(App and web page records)

———

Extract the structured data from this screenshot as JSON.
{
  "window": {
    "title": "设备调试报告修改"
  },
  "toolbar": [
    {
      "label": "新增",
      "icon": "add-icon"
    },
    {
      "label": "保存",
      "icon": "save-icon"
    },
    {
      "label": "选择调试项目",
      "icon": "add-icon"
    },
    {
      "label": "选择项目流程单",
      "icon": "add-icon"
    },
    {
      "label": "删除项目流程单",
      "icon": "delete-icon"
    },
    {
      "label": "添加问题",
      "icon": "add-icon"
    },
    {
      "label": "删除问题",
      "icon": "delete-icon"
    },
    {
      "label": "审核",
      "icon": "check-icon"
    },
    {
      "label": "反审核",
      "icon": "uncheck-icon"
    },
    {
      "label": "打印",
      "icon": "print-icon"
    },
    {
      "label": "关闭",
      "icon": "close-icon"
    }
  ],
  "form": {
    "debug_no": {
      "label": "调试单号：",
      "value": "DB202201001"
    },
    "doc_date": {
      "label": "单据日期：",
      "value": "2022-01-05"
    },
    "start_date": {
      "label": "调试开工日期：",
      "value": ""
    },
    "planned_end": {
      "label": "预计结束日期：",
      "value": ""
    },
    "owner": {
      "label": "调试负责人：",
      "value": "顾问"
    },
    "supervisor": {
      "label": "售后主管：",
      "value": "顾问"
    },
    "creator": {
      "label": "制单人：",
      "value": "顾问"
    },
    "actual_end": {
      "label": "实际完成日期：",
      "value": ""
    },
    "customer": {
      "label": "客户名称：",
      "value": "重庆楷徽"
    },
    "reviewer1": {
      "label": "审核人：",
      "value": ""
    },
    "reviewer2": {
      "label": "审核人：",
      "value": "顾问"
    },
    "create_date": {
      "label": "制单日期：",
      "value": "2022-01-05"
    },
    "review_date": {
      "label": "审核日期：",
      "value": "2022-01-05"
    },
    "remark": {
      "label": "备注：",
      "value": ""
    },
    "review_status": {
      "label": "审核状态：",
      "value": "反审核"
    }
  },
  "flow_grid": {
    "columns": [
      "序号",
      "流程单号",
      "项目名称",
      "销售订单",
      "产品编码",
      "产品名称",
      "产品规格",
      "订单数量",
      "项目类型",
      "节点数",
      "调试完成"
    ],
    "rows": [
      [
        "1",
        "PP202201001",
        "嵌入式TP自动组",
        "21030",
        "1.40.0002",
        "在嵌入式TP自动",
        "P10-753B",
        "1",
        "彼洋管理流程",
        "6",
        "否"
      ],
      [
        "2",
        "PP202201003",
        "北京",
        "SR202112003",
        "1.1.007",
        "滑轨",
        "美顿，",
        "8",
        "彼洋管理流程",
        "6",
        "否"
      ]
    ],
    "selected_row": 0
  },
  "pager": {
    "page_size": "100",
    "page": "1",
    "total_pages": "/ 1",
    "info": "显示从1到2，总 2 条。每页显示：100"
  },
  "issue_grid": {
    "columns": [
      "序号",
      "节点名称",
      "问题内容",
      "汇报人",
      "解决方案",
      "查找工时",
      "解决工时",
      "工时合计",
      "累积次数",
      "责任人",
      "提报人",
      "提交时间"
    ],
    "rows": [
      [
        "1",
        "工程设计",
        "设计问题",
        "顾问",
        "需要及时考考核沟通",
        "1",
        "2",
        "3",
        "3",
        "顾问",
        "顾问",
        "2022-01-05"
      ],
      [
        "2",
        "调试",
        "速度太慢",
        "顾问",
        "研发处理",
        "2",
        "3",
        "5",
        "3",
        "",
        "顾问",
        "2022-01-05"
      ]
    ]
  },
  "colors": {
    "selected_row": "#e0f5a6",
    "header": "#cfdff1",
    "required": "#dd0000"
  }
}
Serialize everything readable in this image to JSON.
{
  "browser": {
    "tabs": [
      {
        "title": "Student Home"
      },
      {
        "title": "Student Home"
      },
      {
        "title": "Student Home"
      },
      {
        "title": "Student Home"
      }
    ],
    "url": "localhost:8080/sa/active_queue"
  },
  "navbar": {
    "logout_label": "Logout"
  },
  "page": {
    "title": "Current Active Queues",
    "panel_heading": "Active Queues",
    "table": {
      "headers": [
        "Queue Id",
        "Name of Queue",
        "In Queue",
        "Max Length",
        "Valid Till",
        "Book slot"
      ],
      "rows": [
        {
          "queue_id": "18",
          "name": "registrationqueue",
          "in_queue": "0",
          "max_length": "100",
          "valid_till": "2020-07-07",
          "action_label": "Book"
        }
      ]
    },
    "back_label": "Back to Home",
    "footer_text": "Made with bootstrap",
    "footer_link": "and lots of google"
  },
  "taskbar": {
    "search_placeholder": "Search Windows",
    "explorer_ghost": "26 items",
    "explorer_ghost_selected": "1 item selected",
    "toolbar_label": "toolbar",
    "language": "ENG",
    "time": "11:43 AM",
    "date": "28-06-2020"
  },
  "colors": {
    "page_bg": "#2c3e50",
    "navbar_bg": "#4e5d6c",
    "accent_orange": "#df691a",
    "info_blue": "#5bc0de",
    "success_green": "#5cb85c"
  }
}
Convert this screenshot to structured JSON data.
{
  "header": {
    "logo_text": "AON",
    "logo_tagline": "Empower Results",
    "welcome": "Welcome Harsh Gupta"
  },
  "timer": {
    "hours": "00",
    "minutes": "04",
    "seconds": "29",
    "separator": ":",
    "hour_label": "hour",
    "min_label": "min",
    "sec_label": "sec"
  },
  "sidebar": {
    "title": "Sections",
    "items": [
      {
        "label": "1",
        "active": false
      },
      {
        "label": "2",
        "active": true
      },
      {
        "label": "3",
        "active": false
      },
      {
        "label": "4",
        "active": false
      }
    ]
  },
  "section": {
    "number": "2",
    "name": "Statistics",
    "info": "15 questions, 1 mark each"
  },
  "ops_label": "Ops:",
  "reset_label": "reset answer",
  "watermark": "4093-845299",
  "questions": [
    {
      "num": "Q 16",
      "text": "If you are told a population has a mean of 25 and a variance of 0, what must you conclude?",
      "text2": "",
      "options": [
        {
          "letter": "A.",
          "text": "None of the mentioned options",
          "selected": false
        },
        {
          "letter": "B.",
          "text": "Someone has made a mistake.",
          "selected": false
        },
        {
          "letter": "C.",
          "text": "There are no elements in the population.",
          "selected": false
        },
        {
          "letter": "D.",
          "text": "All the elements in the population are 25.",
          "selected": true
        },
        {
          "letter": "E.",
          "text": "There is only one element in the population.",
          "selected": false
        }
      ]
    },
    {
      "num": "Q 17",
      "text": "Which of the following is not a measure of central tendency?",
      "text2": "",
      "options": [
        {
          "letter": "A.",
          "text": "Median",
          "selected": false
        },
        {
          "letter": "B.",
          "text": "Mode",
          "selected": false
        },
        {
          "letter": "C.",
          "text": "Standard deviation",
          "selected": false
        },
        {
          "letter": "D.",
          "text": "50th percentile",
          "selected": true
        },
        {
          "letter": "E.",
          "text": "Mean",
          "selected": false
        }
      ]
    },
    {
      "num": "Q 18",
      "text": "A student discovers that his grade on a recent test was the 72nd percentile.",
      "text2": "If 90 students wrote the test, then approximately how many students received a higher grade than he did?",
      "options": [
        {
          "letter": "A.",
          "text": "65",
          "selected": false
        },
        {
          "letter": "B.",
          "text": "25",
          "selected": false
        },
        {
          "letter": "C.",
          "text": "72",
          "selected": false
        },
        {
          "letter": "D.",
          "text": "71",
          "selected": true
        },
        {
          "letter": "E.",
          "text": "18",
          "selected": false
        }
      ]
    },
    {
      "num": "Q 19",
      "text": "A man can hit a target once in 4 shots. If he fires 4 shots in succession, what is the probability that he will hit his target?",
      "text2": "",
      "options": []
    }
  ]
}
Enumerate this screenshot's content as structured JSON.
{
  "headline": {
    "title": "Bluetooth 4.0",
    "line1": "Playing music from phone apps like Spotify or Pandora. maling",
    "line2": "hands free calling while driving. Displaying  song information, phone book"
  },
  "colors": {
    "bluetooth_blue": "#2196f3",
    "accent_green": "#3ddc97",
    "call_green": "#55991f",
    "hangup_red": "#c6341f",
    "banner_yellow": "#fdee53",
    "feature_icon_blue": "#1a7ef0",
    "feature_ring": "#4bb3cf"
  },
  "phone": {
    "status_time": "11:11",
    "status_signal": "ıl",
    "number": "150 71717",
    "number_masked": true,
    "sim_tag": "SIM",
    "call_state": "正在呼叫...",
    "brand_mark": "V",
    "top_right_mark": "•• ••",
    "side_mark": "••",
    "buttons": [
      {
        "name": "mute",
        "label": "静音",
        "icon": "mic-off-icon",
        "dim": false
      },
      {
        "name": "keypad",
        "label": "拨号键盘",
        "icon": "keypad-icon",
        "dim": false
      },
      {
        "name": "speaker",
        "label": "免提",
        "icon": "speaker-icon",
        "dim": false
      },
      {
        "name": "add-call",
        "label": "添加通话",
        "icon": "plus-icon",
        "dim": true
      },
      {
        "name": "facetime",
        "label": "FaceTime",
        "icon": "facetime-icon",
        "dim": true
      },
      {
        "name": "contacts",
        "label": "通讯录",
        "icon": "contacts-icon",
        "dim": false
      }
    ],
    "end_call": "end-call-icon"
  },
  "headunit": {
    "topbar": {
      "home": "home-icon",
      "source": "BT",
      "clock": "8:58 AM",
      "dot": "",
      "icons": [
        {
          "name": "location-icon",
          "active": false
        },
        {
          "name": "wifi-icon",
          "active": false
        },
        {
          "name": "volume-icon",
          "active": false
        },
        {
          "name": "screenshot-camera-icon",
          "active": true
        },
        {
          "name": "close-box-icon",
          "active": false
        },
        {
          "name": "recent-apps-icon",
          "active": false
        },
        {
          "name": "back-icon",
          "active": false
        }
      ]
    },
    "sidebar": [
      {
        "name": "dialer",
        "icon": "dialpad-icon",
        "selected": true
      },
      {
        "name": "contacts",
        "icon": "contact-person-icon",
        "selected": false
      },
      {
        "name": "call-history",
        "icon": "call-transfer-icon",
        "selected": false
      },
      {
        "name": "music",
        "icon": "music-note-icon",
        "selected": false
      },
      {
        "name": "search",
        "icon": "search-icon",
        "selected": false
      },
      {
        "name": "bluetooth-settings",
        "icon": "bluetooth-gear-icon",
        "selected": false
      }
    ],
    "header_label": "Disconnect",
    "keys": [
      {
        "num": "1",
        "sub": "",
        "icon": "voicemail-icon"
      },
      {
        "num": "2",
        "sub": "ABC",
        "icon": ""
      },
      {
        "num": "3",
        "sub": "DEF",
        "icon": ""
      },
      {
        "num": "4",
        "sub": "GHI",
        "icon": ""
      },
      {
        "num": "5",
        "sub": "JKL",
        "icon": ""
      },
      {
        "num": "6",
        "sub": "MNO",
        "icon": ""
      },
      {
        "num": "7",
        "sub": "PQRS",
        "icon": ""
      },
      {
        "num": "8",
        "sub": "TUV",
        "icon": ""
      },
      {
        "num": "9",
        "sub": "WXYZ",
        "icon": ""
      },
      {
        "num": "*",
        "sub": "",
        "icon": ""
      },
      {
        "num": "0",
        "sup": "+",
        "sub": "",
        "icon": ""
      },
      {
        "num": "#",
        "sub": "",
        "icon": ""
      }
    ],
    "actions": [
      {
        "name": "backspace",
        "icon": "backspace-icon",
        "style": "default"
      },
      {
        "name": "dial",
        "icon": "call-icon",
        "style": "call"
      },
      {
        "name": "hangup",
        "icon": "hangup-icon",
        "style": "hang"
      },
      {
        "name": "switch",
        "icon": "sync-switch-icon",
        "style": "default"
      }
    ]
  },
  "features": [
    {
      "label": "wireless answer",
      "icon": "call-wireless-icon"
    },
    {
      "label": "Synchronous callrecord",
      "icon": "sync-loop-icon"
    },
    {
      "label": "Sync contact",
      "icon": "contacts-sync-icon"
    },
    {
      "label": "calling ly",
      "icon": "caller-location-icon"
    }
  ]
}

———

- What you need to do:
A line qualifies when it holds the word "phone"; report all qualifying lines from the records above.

- Completed task:
    "line1": "Playing music from phone apps like Spotify or Pandora. maling",
    "line2": "hands free calling while driving. Displaying  song information, phone book"
  "phone": {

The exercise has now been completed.